• **Exercise directions**:
Where the string "Transaction" shows up in a line of the records, copy that line.

• **The input**:
▼
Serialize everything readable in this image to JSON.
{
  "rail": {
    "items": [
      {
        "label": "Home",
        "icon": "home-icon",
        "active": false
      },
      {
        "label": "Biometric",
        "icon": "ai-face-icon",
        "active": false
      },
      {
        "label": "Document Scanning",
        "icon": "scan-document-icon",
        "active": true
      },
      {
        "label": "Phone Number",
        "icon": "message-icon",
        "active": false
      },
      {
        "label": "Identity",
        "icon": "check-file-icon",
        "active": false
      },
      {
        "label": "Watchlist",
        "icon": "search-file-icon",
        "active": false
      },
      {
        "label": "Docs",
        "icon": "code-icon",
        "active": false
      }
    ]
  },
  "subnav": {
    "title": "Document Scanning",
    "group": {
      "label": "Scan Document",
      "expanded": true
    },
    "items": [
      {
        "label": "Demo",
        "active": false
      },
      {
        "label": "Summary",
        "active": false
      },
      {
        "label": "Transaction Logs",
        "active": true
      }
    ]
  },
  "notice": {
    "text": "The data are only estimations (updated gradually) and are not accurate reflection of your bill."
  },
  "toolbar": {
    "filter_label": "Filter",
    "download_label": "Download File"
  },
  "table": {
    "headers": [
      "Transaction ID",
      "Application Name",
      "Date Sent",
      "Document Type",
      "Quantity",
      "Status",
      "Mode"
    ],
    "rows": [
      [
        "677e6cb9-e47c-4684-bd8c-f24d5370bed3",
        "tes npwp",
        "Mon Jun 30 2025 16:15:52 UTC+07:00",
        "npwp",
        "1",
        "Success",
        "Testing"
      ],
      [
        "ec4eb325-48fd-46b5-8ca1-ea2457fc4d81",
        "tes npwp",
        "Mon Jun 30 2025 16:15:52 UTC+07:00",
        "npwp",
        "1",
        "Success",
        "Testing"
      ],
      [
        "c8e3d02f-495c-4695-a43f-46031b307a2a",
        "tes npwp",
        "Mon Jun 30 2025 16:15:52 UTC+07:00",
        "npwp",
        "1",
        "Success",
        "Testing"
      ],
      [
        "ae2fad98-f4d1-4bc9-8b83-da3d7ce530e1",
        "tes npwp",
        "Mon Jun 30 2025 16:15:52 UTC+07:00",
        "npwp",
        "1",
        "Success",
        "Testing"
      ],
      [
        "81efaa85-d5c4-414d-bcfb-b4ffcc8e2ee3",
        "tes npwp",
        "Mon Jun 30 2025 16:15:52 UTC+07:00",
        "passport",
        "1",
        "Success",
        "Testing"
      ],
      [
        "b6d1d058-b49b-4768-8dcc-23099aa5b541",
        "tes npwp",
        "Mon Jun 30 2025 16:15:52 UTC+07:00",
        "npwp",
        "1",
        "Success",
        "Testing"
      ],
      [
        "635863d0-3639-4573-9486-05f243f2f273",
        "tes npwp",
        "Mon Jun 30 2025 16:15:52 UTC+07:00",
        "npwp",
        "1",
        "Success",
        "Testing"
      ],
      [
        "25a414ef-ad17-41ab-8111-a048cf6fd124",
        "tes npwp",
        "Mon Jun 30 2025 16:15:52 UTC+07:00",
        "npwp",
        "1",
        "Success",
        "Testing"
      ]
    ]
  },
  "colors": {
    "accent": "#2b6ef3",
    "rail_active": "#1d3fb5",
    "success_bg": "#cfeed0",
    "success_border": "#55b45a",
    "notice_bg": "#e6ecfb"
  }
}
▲
• **Task response**:
        "label": "Transaction Logs",
      "Transaction ID",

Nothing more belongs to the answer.